- Chu, C., Rosenfield, M., & Portello, J. K. (2014). Blink patterns: Reading from a computer screen versus hard copy. Optometry and Vision Science, 91(3), 297-302.
- Tsubota, K., & Nakamori, K. (1993). Dry eyes and video display terminals. New England Journal of Medicine, 328(8), 584. Retrieved from https://www.nejm.org/doi/full/10.1056
- American Academy of Ophthalmology (AAO). (2019). How to Get Relief from Digital Eye Strain. Retrieved from https://www.aao.org/eye-health/tips-prevention/how-to-get-relief-from-digital-eye-strain
- Ranasinghe, P., Wathurapatha, W. S., Perera, Y. S., Lamabadusuriya, D. A., Kulatunga, S., Jayawardana, N., & Katulanda, P. (2016). Computer vision syndrome among computer office workers in a developing country: an evaluation of prevalence and risk factors. BMC Research Notes, 9(1), 150.
- Gowrisankaran, S., & Sheedy, J. E. (2015). Computer vision syndrome: A review. Work, 52(2), 303-314.
- Wolkoff, P., Nøjgaard, J. K., Troiano, P., & Piccoli, B. (2008). Eye complaints in the office environment: precorneal tear film integrity influenced by eye blinking efficiency. Occupational and Environmental Medicine, 65(1), 4-12. Retrieved from https://oem.bmj.com/content/65/1/4
- Long, J., & Cheung, R. (2007). Double-masked study on the effects of visual display terminal filters on the visual system. International Ophthalmology, 27(2-3), 173-178.
- Collins, M. J., Brown, B., Bowman, K. J., & Carkeet, A. (1990). Reading from a video display terminal versus a paper-based text: a comparison of the visual demands. Australian Journal of Optometry, 73(2), 46-55.
- Mowatt, L., Gordon, C., Santosh, A. B. R., & Jones, T. (2018). Computer vision syndrome and ergonomic practices among undergraduate university students.
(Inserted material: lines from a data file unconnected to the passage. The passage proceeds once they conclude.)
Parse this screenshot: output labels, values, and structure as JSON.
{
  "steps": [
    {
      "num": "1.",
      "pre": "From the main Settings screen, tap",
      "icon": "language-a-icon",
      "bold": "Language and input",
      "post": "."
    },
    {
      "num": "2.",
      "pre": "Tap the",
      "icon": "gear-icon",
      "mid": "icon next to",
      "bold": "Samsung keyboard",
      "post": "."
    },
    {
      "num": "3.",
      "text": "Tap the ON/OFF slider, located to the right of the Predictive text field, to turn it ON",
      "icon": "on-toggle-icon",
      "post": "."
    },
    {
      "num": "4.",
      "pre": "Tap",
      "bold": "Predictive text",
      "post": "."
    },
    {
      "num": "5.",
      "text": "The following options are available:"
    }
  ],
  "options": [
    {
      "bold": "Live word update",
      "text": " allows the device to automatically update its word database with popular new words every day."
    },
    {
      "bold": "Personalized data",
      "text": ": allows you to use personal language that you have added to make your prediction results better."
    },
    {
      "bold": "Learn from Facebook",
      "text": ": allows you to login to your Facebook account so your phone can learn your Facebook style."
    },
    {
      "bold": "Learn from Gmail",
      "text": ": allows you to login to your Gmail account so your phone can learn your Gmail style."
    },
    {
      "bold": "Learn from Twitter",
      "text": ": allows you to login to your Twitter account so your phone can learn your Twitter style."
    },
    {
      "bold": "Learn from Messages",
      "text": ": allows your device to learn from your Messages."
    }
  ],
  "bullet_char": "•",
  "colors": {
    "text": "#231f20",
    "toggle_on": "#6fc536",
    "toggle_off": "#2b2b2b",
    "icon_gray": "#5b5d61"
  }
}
International Journal of Clinical Practice, 72(1), e13035.
- Balik, H. H., Turgut-Balik, D., Balikci, K., & Ozcan, I. C. (2005). Some ocular symptoms and sensations experienced by long term users of mobile phones. Pathologie Biologie, 53(2), 88-91.